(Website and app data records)
□ □ □ □

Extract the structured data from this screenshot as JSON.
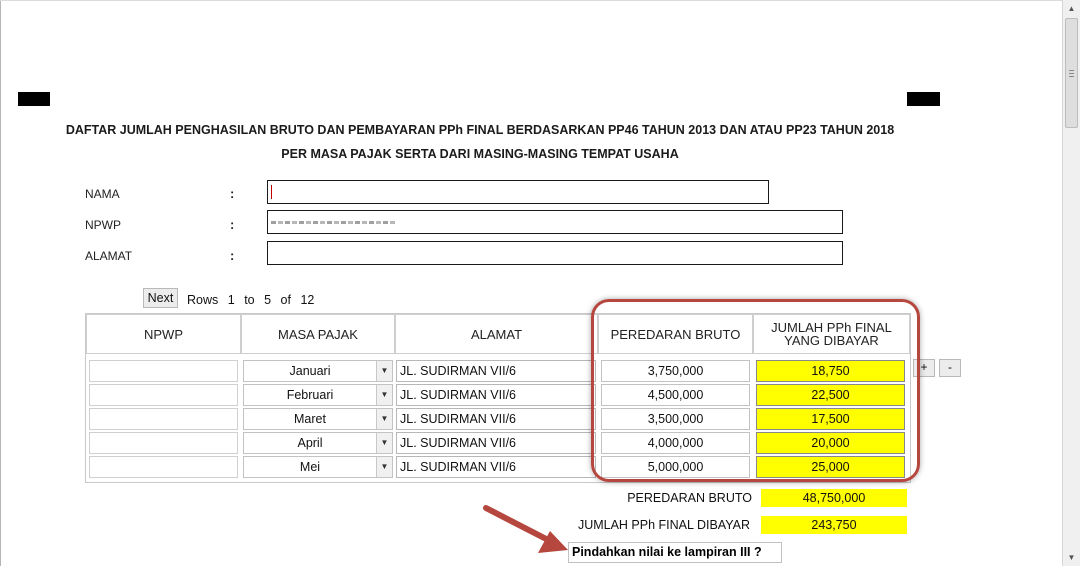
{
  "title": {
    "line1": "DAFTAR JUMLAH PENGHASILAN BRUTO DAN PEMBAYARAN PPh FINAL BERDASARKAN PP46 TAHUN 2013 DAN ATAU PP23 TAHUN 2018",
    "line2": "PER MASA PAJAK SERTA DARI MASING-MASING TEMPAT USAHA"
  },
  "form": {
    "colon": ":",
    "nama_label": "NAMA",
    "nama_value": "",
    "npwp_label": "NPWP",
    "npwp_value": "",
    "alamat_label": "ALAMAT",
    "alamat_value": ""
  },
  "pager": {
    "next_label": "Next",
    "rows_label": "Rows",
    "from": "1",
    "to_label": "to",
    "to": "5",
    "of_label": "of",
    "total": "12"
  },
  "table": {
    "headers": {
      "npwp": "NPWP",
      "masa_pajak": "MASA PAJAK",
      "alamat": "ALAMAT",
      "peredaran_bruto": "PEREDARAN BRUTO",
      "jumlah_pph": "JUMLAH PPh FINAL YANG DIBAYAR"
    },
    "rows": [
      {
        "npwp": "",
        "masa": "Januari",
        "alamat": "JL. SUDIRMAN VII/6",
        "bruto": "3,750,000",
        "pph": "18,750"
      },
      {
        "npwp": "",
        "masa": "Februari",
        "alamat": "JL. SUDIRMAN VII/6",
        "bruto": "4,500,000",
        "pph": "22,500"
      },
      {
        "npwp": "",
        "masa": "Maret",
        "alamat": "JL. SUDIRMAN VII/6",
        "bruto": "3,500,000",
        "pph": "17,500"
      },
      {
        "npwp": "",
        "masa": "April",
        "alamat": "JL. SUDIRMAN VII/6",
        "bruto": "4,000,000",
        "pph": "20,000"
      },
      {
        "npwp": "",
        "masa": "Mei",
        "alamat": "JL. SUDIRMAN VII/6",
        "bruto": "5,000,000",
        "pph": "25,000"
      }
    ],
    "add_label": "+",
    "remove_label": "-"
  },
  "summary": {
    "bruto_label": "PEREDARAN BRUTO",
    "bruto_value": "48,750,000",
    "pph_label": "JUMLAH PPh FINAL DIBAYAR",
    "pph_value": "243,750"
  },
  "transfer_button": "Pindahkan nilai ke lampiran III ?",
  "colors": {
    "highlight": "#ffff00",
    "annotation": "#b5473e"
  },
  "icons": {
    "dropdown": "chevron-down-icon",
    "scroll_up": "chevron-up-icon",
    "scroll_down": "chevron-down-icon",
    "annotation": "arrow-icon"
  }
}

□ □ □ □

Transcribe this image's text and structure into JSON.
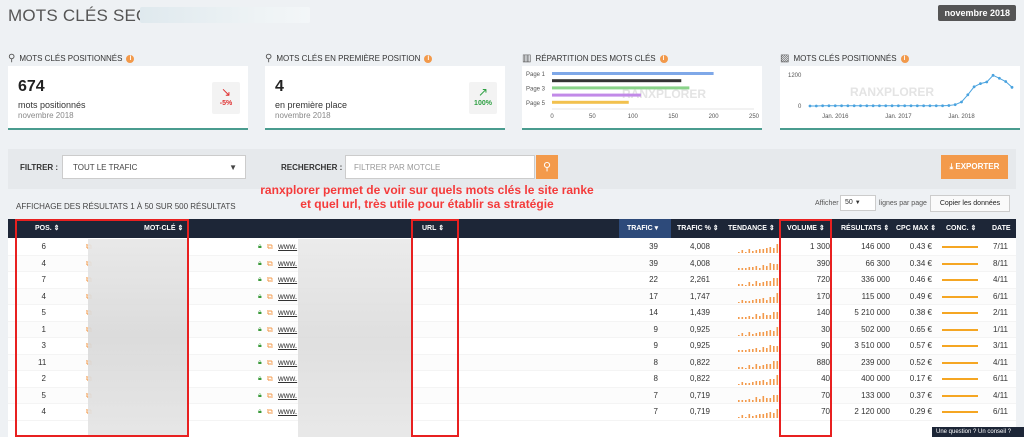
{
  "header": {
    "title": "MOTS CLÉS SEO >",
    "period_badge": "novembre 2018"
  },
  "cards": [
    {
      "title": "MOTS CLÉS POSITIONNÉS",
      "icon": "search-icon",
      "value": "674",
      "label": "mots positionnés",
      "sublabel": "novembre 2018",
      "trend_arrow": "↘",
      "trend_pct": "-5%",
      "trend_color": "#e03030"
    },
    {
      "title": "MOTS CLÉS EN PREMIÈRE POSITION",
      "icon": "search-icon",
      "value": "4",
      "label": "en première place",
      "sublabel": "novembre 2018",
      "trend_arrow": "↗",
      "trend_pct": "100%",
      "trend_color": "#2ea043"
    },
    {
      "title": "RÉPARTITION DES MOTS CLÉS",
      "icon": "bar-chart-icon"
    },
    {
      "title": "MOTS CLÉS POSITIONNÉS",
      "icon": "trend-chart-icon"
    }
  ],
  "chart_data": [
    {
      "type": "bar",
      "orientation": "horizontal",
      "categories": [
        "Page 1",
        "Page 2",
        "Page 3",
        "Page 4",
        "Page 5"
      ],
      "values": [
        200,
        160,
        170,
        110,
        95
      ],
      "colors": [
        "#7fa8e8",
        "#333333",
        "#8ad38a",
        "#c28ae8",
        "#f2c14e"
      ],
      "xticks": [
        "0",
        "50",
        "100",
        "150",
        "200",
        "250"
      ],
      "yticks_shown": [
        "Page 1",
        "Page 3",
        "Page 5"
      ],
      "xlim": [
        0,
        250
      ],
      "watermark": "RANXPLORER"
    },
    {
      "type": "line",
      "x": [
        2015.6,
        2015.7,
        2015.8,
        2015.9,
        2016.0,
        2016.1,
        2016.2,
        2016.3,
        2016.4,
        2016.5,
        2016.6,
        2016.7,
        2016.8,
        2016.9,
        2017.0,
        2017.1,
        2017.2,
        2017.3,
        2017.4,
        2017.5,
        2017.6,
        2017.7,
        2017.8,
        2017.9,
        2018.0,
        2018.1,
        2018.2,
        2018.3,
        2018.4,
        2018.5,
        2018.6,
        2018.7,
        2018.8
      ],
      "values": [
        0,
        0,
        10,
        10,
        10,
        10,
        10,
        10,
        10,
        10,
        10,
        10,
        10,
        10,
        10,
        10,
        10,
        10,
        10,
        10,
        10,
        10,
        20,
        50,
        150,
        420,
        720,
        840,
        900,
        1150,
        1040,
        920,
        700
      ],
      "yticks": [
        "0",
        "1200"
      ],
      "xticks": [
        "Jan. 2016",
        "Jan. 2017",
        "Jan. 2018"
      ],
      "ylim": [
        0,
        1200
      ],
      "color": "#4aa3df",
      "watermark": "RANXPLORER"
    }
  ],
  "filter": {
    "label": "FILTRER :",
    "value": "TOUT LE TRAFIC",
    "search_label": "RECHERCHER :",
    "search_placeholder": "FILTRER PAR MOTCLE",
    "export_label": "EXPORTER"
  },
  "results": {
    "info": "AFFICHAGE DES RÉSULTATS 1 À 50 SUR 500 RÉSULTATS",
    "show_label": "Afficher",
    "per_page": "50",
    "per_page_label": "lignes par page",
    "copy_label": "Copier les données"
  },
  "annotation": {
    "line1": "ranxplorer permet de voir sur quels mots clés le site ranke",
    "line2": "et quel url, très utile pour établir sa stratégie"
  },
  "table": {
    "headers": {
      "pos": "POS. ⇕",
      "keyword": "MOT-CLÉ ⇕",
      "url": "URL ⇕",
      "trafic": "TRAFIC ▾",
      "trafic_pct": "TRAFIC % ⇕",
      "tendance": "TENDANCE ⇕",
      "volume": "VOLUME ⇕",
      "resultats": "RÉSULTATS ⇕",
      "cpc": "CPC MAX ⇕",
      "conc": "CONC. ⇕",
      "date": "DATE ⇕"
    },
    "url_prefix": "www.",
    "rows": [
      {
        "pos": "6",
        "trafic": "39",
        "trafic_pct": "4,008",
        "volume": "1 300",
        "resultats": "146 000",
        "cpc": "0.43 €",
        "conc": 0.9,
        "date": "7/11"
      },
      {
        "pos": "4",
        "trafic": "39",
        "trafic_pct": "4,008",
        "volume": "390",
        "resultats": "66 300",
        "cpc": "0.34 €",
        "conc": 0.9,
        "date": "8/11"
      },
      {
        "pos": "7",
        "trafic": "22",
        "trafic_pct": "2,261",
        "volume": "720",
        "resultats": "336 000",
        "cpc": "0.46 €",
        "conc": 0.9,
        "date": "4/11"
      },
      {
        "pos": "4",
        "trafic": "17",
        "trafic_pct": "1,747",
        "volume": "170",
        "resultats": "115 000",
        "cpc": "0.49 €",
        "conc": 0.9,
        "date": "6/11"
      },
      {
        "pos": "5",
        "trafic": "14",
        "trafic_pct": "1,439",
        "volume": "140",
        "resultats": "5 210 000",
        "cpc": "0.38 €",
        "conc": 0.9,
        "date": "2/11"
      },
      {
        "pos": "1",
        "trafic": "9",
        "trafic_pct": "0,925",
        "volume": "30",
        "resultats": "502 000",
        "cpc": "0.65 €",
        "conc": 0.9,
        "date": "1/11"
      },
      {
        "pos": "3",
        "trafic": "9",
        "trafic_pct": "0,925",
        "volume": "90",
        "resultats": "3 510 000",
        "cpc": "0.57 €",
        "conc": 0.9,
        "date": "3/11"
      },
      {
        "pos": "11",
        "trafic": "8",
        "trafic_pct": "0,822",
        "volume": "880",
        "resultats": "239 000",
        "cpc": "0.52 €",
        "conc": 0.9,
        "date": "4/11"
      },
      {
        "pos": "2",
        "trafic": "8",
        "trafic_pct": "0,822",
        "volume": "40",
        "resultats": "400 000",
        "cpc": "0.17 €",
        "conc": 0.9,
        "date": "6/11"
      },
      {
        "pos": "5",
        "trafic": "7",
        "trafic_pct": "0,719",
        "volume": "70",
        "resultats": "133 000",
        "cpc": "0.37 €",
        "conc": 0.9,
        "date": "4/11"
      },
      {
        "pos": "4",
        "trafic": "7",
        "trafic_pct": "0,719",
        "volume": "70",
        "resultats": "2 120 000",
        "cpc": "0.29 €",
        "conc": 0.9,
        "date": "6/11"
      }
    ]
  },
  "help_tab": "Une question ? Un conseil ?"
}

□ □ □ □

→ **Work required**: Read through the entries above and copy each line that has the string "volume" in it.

→ **Result**:
      "volume": "VOLUME ⇕",
        "volume": "1 300",
        "volume": "390",
        "volume": "720",
        "volume": "170",
        "volume": "140",
        "volume": "30",
        "volume": "90",
        "volume": "880",
        "volume": "40",
        "volume": "70",
        "volume": "70",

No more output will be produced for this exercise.